After hiking the volcano, we returned to Antigua and camped at the police park. While this is an awesome free spot right in the center it doesn’t have showers or toilets so you have to do a little bit of a walk to find those amenities. Can’t beat the price of free though! We also enjoyed swapping travel stories with other overlanders.
After Antigua we drove towards the Guatemala coast and the beach town of Sipacate. Here we found a quaint town with incredibly friendly locals and decent surf! We ended up camped under a cashew tree which bombarded our truck with fruit resulting in some late night dog stress as Roo was forced to wake up multiple times during the night to scare away each cashew fruit that hit our truck. The town also had a fireworks festival (for an upcoming mayoral election) one of the nights and Roo spent the night hunkered down in the truck trying to hide underneath our mattresses. Although she is not bothered by thunder and lighting, fireworks and firecrackers are the bane of her existence.

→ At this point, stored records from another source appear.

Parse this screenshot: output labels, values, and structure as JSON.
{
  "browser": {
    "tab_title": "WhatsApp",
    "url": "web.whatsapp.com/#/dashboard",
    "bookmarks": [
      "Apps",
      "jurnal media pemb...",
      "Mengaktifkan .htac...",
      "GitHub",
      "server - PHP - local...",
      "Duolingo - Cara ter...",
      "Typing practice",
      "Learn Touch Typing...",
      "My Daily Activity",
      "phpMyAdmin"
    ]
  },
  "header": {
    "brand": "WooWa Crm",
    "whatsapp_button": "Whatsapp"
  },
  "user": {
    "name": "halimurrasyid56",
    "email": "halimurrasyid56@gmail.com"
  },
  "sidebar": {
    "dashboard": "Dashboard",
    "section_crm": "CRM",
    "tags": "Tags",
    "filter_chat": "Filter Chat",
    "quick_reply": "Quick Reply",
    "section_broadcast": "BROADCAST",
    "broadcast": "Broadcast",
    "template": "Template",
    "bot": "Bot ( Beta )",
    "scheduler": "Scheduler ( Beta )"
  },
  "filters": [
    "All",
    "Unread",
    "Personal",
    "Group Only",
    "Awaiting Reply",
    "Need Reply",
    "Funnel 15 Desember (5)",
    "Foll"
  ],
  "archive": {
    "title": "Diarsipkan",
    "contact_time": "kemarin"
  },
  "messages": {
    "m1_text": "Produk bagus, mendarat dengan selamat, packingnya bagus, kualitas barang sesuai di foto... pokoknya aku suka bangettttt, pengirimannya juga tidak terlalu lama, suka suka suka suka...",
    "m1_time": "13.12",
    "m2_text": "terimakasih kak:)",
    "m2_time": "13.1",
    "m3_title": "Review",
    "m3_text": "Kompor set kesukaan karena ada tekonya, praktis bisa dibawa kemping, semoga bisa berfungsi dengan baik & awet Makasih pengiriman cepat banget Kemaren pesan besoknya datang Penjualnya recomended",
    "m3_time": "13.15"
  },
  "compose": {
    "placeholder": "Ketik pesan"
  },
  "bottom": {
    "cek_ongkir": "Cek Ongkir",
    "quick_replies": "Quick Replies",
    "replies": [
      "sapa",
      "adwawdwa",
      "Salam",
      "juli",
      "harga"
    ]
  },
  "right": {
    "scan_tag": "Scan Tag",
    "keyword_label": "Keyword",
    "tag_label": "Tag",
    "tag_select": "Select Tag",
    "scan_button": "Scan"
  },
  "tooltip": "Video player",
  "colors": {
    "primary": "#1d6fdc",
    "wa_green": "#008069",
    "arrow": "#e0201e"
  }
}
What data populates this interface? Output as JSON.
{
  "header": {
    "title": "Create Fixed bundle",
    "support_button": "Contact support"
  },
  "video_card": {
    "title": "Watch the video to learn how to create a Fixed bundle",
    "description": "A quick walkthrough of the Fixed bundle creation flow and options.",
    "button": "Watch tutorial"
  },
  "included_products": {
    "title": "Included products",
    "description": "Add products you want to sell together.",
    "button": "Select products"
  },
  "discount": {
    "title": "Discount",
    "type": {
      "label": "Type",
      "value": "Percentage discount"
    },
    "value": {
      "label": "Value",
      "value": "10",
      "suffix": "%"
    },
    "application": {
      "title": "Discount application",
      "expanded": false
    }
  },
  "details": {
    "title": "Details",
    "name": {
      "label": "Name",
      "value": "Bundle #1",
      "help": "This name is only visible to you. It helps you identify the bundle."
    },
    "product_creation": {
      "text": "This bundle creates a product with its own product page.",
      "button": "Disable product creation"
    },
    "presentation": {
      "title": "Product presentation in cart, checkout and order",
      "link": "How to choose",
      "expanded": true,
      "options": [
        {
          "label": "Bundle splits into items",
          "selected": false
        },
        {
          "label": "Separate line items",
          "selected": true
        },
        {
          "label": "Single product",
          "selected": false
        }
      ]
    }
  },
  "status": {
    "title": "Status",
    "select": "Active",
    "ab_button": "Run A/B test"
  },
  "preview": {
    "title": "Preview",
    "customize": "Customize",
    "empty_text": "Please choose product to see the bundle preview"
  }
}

Typically, we have tried to get as close to the border as possible then cross first thing in the morning. This time we elected to drive the four hours to the border then cross. All was going smoothly until we tried to cancel out TIP (temporary import permit) for Toby. The lady told us there were issues with our paperwork and we had to wait. Unsure of what we were waiting for we tried to get clarification. After 3 hours of waiting all we can determine is that on the backend of their system they had us exiting to Honduras not El Salvador and because of that they had to send an email and wait for a reply. We were very thankful when she finally stamped our paperwork and let us leave!